Effect of thinning and prescribed burning on crown fire severity in ponderosa pine forests
Jolie Pollet and Philip N. Omi
International Journal of Wildland Fire
11(1) 1 - 10
Published: 13 March 2002
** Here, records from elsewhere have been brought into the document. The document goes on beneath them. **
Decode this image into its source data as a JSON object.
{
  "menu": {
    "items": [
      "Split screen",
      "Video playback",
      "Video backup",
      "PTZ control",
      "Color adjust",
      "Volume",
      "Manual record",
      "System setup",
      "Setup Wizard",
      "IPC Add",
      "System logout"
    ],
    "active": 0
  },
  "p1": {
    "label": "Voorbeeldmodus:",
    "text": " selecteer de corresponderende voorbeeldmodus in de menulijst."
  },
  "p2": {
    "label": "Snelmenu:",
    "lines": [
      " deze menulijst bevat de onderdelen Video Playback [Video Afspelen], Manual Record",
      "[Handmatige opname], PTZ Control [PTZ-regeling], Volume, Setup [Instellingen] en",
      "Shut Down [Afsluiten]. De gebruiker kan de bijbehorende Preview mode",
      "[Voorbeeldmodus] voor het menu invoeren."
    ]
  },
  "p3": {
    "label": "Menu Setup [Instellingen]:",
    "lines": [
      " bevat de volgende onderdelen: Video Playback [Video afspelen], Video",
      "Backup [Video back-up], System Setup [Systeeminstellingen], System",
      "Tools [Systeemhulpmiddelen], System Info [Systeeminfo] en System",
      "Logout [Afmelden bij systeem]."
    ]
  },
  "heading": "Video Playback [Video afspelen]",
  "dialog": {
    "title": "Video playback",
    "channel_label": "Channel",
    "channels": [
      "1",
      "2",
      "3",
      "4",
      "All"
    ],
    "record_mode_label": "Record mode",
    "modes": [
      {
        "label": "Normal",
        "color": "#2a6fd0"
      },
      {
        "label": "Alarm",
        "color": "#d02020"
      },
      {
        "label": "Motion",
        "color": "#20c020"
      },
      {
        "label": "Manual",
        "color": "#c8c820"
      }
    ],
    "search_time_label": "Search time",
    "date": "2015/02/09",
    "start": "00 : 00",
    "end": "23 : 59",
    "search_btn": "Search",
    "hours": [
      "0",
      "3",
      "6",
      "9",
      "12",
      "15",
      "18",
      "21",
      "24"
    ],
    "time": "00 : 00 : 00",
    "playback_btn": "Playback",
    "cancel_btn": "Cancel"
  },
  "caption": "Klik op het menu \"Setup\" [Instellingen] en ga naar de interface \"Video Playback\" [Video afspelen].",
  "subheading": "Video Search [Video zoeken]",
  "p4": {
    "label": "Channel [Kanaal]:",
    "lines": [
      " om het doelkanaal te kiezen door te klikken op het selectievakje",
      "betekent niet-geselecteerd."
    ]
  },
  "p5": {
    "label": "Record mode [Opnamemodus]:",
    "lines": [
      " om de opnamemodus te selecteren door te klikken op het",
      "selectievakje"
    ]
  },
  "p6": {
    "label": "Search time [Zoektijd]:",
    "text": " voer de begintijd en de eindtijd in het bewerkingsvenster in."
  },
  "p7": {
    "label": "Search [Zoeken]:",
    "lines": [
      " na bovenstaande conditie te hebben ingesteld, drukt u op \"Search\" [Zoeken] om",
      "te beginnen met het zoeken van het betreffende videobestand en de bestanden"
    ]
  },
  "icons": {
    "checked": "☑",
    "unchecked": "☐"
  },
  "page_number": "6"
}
Fire exclusion policies have affected stand structure and wildfire hazard in north American ponderosa pine forests. Wildfires are becoming more severe in stands where trees are densely stocked with shade-tolerant understory trees. Although forest managers have been employing fuel treatment techniques to reduce wildfire hazard for decades, little scientific evidence documents the success of treatments in reducing fire severity. Our research quantitatively examined fire effects in treated and untreated stands in western United States national forests. Four ponderosa pine sites in Montana, Washington, California and Arizona were selected for study. Fuel treatments studied include: prescribed fire only, whole-tree thinning, and thinning followed by prescribed fire. On-the-ground fire effects were measured in adjacent treated and untreated forests. We developed post facto fire severity and stand structure measurement techniques to complete field data collection. We found that crown fire severity was mitigated in stands that had some type of fuel treatment compared to stands without any treatment. At all four of the sites, the fire severity and crown scorch were significantly lower at the treated sites. Results from this research indicate that fuel treatments, which remove small diameter trees, may be beneficial for reducing crown fire hazard in ponderosa pine sites. Keywords: Pinus ponderosa; Montana; Washington; California; Arizona; fuel treatment; crown fire.
Full text doi:10.1071/WF01045
© IAWF 2002